You will not pull this off, however, by dedicating five minutes every other day to Headspace or another popular mindfulness app. I know what you’re thinking: Mark is mean. It’s the twenty-first century. Why shouldn’t I use one of these cutting edge apps? That’s like thinking you can become an elite athlete with an online fitness app. There is a steep learning curve to mental development, and we need to get up and over it to the shallow part of the slope. I cannot get you there if you rely on crutches.
What kept me going back to the bench? I felt the changes, and I trusted my teacher Master Nakamura. But that didn’t mean I didn’t find it all kinds of frustrating at times. Perhaps because I was miserable in my personal and professional life I felt better after sitting on that darn bench. Also, perhaps I saw it as a challenge and approached sitting on that Zazen bench the same way I did swimming or rowing. In fact, I learned that was a mistake and that mental development does not work the same way as physical. And perhaps my witness felt the peaceful energy of my mentor and wanted me to have some of that. Regardless, you must trust me when I say that learning to focus the mind and separate yourself from your thoughts will feel like an exercise in futility for a long time. Then, one day, you’ll realize the transformation will have occurred, and you’ll look back and wonder when that moment was. This is where it starts to get interesting. So, bear with me here, and you’ll thank me later.
Once you feel mindfulness in action, you’ll be able to examine your thought loops without being triggered or “grabbed” by them. You’ll simply observe (or witness) them rising and falling. That’s when you can start looking for patterns.
Why would I look for patterns?
…Because once you understand your thought patterns, you can stop them before they start wrecking your perfectly sunny day. See how it all comes together?

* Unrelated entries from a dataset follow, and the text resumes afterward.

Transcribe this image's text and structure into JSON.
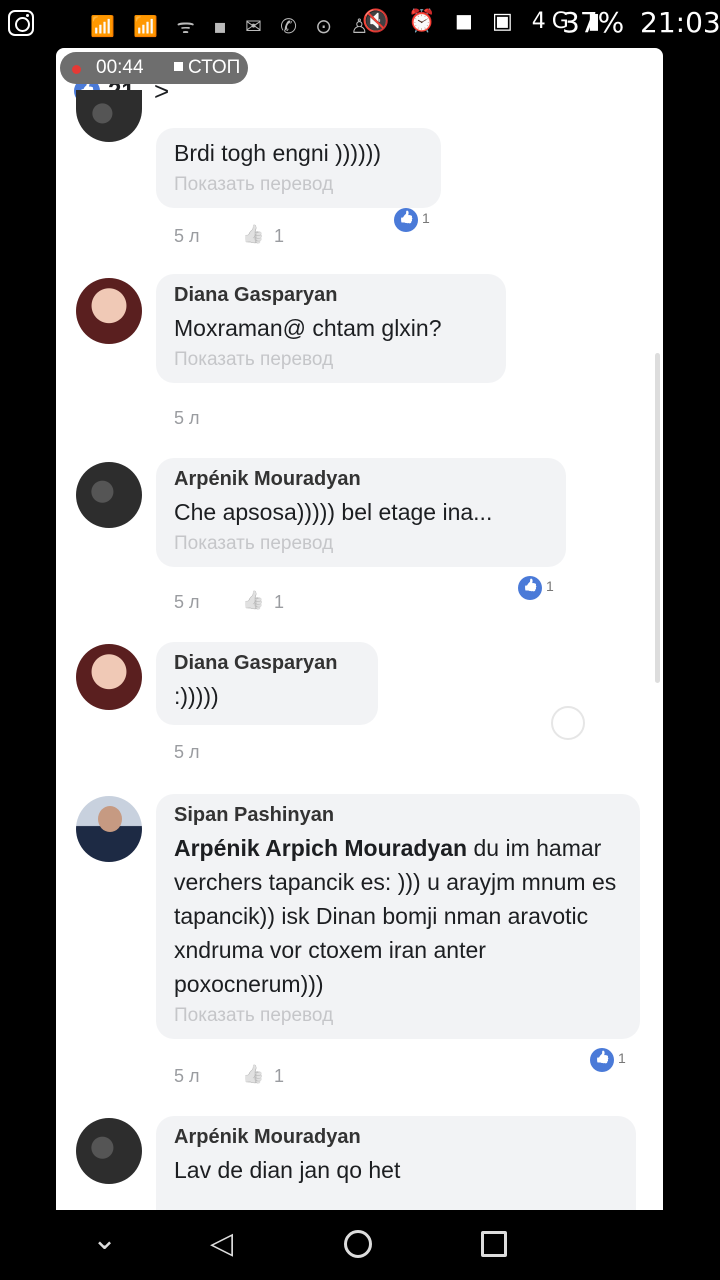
{
  "statusbar": {
    "left_icons": "📶 📶 ᯤ ▪ ✉ ✆ ⊙ ♙",
    "right_icons": "🔇 ⏰ ◼ ▣ 4G ▮",
    "battery": "37%",
    "time": "21:03"
  },
  "recorder": {
    "time": "00:44",
    "stop_label": "СТОП"
  },
  "post": {
    "likes": "21",
    "chevron": ">"
  },
  "comments": [
    {
      "name": "",
      "text": "Brdi togh engni ))))))",
      "translate": "Показать перевод",
      "age": "5 л",
      "likes": "1",
      "reactions": "1"
    },
    {
      "name": "Diana Gasparyan",
      "text": "Moxraman@ chtam glxin?",
      "translate": "Показать перевод",
      "age": "5 л"
    },
    {
      "name": "Arpénik Mouradyan",
      "text": "Che apsosa))))) bel etage ina...",
      "translate": "Показать перевод",
      "age": "5 л",
      "likes": "1",
      "reactions": "1"
    },
    {
      "name": "Diana Gasparyan",
      "text": ":)))))",
      "age": "5 л"
    },
    {
      "name": "Sipan Pashinyan",
      "mention": "Arpénik Arpich Mouradyan",
      "text": " du im hamar verchers tapancik es: ))) u arayjm mnum es tapancik)) isk Dinan bomji nman aravotic xndruma vor ctoxem iran anter poxocnerum)))",
      "translate": "Показать перевод",
      "age": "5 л",
      "likes": "1",
      "reactions": "1"
    },
    {
      "name": "Arpénik Mouradyan",
      "text": "Lav de dian jan qo het"
    }
  ],
  "navbar": {
    "back": "◁",
    "down": "⌄"
  }
}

I had to really hone my metacognition for over a year to get at the root cause of my limiting self-concepts. You’re not good enough…. You’re not good looking enough…. You’re not smart enough…tough enough…. “I’m not enough” was the tagline in every story I told myself, whether it was from my own perspective or someone else’s (a parent, teacher, girlfriend, coworker). “I’m not enough” was grooved into my psyche at a very early age. No, my parents didn’t reiterate it during dinnertime. “Please pass the potatoes, Mark. And don’t forget, you’ll never amount to anything.” It wasn’t that literal. Few things are. But these stories would have been impossible to root out without developing the capacity to think about them with detachment, and then discard them in favor of better options. Our parents or guardians are not evil, not most of them, anyway. What I mean is if we never examine our thoughts and regulate them, all we have is what we’ve learned—and that’s what we pass on, for good and bad.
The constant exposure to the dialogue and subconscious programming of family and peers creates incessant, omnipresent, internal dialogue, imagery, and emotional states that become the never-ending chatter in our mind. I call this our Background of Obviousness or BOO. This chatter, this BOO, becomes our everyday emotional state and life story. Most of the time, we’re not even aware of it. But, once we examine these thoughts that are running, ruining, and raining all over our sunny days, we will then have the power to challenge them…and rewrite them.
Do you accept the premise that you are not your thoughts?
If you answered yes to this question, great! I’m glad you’ve found the blog. And if you answered no, I’m also glad you found the blog. I love a challenge.